Daniela Ruah chats with us about her wedding and her first child, and why she and her stuntman husband are on the same page where parenting is concerned.Go To Pop Culture
A new film by director Bonnie Burt, an old friend, is an intimate look at a same-sex couple, Caren and Farrell, who in 2002 had a commitment ceremony and then, two years later, were married in San Francisco during the brief window of time in which weddings for gays were legal there.
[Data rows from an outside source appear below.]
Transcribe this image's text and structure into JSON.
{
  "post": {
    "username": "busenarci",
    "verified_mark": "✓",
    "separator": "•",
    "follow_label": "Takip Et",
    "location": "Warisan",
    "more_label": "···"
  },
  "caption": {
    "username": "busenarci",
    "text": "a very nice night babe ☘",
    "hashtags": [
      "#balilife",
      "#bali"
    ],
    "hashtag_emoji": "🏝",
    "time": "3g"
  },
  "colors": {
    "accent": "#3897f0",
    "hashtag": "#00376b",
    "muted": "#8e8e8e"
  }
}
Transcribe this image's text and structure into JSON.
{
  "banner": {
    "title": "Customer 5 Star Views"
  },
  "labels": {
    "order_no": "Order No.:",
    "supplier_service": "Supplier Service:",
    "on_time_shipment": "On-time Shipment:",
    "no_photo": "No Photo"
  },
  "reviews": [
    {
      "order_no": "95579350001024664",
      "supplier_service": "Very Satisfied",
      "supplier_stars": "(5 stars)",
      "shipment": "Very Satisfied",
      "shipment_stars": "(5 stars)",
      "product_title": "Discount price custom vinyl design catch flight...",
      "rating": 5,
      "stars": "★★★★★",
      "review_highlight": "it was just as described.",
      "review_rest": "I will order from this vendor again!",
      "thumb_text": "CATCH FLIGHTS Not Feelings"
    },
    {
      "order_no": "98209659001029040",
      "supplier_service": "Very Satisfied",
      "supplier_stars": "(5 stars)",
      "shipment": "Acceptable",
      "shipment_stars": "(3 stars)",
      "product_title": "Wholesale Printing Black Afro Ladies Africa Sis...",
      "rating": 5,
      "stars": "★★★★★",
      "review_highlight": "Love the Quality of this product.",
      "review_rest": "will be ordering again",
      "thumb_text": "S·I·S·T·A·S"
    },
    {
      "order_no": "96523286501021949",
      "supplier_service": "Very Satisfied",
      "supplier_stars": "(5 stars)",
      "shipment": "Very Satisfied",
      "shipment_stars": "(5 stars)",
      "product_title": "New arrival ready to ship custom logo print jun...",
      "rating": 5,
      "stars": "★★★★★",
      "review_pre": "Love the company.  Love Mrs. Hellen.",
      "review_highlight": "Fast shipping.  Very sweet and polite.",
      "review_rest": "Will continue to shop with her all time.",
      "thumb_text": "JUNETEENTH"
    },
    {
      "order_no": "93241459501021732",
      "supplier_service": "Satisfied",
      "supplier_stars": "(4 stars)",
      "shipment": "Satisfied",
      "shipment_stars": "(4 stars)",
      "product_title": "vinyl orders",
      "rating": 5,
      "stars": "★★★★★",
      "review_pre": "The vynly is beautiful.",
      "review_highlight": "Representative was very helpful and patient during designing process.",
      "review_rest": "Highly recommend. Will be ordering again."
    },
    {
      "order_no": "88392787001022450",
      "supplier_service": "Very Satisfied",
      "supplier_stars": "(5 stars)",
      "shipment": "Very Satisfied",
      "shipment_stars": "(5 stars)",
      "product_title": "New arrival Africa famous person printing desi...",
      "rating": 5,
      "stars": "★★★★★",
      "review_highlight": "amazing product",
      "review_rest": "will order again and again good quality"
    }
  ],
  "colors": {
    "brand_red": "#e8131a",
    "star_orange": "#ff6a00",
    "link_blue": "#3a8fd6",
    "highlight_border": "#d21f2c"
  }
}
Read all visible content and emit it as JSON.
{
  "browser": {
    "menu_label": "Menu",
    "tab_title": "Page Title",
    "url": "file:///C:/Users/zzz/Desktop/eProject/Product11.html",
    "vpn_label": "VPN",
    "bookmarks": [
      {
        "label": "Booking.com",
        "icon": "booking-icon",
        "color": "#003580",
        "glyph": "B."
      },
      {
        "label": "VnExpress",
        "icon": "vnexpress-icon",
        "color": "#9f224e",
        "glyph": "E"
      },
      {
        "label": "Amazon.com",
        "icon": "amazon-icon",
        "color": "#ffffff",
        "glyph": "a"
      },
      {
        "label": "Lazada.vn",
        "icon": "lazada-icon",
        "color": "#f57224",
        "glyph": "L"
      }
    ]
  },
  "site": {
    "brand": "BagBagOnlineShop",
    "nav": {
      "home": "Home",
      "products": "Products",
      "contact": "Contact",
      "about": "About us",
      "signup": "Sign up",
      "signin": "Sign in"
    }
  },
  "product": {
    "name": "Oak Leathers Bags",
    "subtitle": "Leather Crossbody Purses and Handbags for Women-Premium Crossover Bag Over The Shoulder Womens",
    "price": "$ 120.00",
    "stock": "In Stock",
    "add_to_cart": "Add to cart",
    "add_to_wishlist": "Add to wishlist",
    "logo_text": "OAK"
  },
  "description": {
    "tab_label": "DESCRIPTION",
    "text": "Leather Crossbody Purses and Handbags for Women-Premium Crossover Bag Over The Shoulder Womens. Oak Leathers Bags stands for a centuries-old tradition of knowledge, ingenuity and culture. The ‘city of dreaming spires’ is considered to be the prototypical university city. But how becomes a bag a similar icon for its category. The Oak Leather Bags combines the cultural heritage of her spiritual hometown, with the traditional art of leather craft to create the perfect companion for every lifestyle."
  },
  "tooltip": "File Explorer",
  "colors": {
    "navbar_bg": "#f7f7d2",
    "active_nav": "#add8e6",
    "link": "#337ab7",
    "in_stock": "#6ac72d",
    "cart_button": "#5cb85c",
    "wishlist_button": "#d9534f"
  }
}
We see Caren and Farrell at their ranch in Nevada, reminiscing about their commitment ceremony and what it meant to them to have one. What comes through is their wish for their relationship to be acknowledged and valued as much as other relationships by their families and by society. Then the film moves to shots of the dancing party the couple had before their ceremony--contra dancing in which they were careful to have no leaders and no followers. Since they didn't know of any standard commitment ceremonies to model theirs on, Caren (a Jew) and Farrell (a recent Jew-by-choice) wrote their own. It focused on creating a Jewish family and working to repair the world. Movingly, we see them read their commitment vows in unision.
My Sister, My Bride [the title is from the Song of Songs] then segues to two years later, February of 2004. The couple is still together, and in fact Caren has given birth to a baby with the help of an implanted embryo. In order to have any parental rights over the baby, since they weren't legally married, Farrell has had to adopt the child.
But the city of San Francisco had just begun allowing same-sex couples to marry, and Caren and Farrell decide to be married legally. They stress that although they already felt committed to each other, they felt entitled to the legal rights that accrue to married couples. An elderly heterosexual couple from their synagogue accompanied them to serve as witnesses.
As Caren and Farrell wait for their turn to get married the camera observes other couples also waiting, and still others leaving after just getting married. The joy and excitement of this historic moment comes through clearly, for the volunteers who served as justices of the peace and registrars, as well as to the couples themselves.
While waiting, Caren refers to a recently married gay friend who had commented on how different he felt after his wedding. In the past this friend had always felt that he wasn't as good as other people, since he wasn't entitled to the same privileges (such as the ability to marry). Now, being married, he felt much better about himself, more worthy.
Burt has made a moving film, one that conveys the exhilaration of the moment, as well as the underlying point: the need to grant equal rights to same-sex couples.
This film will be shown at the Boston Jewish Film Festival on November 8. You can look for it as a Jewish film festival near you, or order it from the filmmaker at: www.bonnieburt.com.